I find it unacceptable that USA Gymnastics, the sole national governing body for gymnastics in the US with 3,000 gyms, regularly fails to report allegations of child sexual abuse to authorities. This is yet another example of reckless policy making, individual irresponsibility, and institutional failure on behalf of children.
Everything we know about child sexual abuse prevention indicates that we must take every report of abuse or suspected abuse seriously, no matter whether it’s first, second or third hand. The average age a person discloses child sexual abuse is 40, following decades of shame and fear. By then, how many other children have been harmed by the child sexual abuser?
To add insult to injury, USA Gymnastics, like many youth-serving organizations and schools, only conducts criminal background checks. Most people who sexually abuse children are never caught, much less convicted, so background checks are largely meaningless unless conducted as part of a three-pronged strategy that also includes: a) Interview questions about boundaries with children and b) Reference checks.
If the leaders of sports organizations reject best practices and ignore their own moral compass, where does that leave children?
We can and must do better on behalf of all children involved in every level of athletics, from local recreation programs, to school teams, to elite competition. Sexual abuse is not more prominent in one sport over another. All children are vulnerable, but fortunately, there are many small and large actions parents can take to put children first, before the all-consuming power of sports, heroes, and winning.

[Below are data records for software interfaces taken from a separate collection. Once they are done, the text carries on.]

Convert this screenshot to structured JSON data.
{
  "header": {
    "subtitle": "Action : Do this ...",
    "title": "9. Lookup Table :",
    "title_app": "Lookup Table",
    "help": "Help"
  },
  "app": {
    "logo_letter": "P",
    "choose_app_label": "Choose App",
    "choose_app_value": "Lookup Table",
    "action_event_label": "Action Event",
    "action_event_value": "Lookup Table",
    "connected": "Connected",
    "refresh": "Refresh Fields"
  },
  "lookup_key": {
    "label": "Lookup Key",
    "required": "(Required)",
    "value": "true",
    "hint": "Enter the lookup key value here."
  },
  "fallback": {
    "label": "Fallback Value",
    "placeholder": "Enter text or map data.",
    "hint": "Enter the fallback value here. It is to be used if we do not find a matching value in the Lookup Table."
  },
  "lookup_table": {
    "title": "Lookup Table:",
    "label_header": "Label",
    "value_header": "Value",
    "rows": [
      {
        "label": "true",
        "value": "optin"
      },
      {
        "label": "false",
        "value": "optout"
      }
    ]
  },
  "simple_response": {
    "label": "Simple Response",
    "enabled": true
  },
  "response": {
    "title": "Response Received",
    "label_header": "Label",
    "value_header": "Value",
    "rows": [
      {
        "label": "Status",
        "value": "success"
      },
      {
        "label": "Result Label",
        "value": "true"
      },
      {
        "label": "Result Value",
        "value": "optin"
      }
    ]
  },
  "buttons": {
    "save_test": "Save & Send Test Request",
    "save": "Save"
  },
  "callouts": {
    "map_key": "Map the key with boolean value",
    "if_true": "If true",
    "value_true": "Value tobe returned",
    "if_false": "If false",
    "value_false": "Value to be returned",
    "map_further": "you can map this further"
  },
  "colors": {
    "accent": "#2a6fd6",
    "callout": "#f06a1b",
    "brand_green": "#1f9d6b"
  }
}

Here’s exactly what you can do now:
1. Talk with your children about body safety.
Regularly talk with kids about body safety. With all the responsibilities of parenting, it can be tough to continually reinforce body-safety rules, yet it’s important to keep those conversations alive—e.g., “No one is allowed to touch the private areas of your body or ask you to touch theirs. If anyone tries to or does touch your private parts, tell a trusted adult.”
Children don’t always tell when they are being abused because they may have been threatened and/or may fear losing a person (including a coach) they love or admire, or in sports, losing the opportunity to compete.
So remind them, “It’s never too late to tell. I will not be mad at you. I will always love you, and will make sure you get to safely play the sport you love.”
For teen athletes, you would modify the body-safety rule and have a meaningful conversation about consent. “Remember that consent is always a ‘must.’ This means that no one is allowed to touch the private areas of your body without your permission (and visa-versa) – and no one has the right to force, coerce, bribe threaten, or manipulate you. It is also never acceptable for an older person in a position of trust or authority, like a coach, to be involved with you or any teen in a sexual way.”
Also talk with your children and teens about texting, emailing and phoning coaches and other adult mentors. Parents or another adult should always be copied on texts and emails. Youth should not be communicating by phone privately with coaches or other adults.
2. Be vigilant about talking with coaches and administrators.
Unfortunately, in the quest for power, wins and medals, adults may debase children. If you enroll your child in a program affiliated with a “hero,” or in a program which seeks the spotlight and winning at any cost, screen and screen again. Ask to read the organization’s child sexual abuse prevention policies, ask how the policies translate to practices, and find out how sexual abuse prevention policies and practices are monitored. You have a right to ask, “Has there ever been a concern about anyone in your organization behaving inappropriately with child? If so, how did you handle it?”
Ask about background checks and make sure that administrators are conducting background checks and also checking references and asking interview questions about boundaries with children. Lastly, be sure to ask about policies for adults being alone with children because an adult should never be alone with a child – not in the locker-room, field, gym, car, hotel, or at a competition.
3. Be wary of hero worship.
We cannot honor a person’s stature, position, or notoriety at the expense of children’s safety. Think about your own attitudes toward the leaders in organizations which care for your child, and don’t be intimidated about asking hard questions. In fact, the more power the person has, the tougher you may have to be to keep your child safe. You have a right to ask any question and to see both policies and staff training materials.
4. You don’t need proof to protect a child.
While everyone has a right to due process, do not hesitate to speak up if you see concerning behaviors. Learn the warning signs that someone might be behaving inappropriately with a child—and if you see something or suspect something, tell the organization’s leader, call social services, and/or report it to the police. If you don’t, you are complicit and can be held liable. If you are scared or nervous to speak up, talk with another parent first or call Parenting Safe Children for a consultation.
If you don’t get an immediate and satisfactory response, you may be dealing with an organization or team that puts winning before safety, in which case, keep reporting up the chain and call the police if you have not already done so. Feel free to download for free this Parenting Safe Children resource: Behaviors to Watch Out for When Adults Are with Children
5. Own the responsibility.
We all, as individuals and members of our communities, share responsibility for keeping children safe. Make sure the volunteers, staff, and administrators who interact with your children in school and youth programs have been trained to honor and uphold the body safety of all children.
If you would like some additional support on how to invite your child’s coach and youth sports program onto your prevention team, please see the Parenting Safe Children video: Talking with a Sports Coach about Body Safety
For more information about the source investigative reporting on USA Gymnastics, see A blind eye to sex abuse: How USA Gymnastics failed to report cases: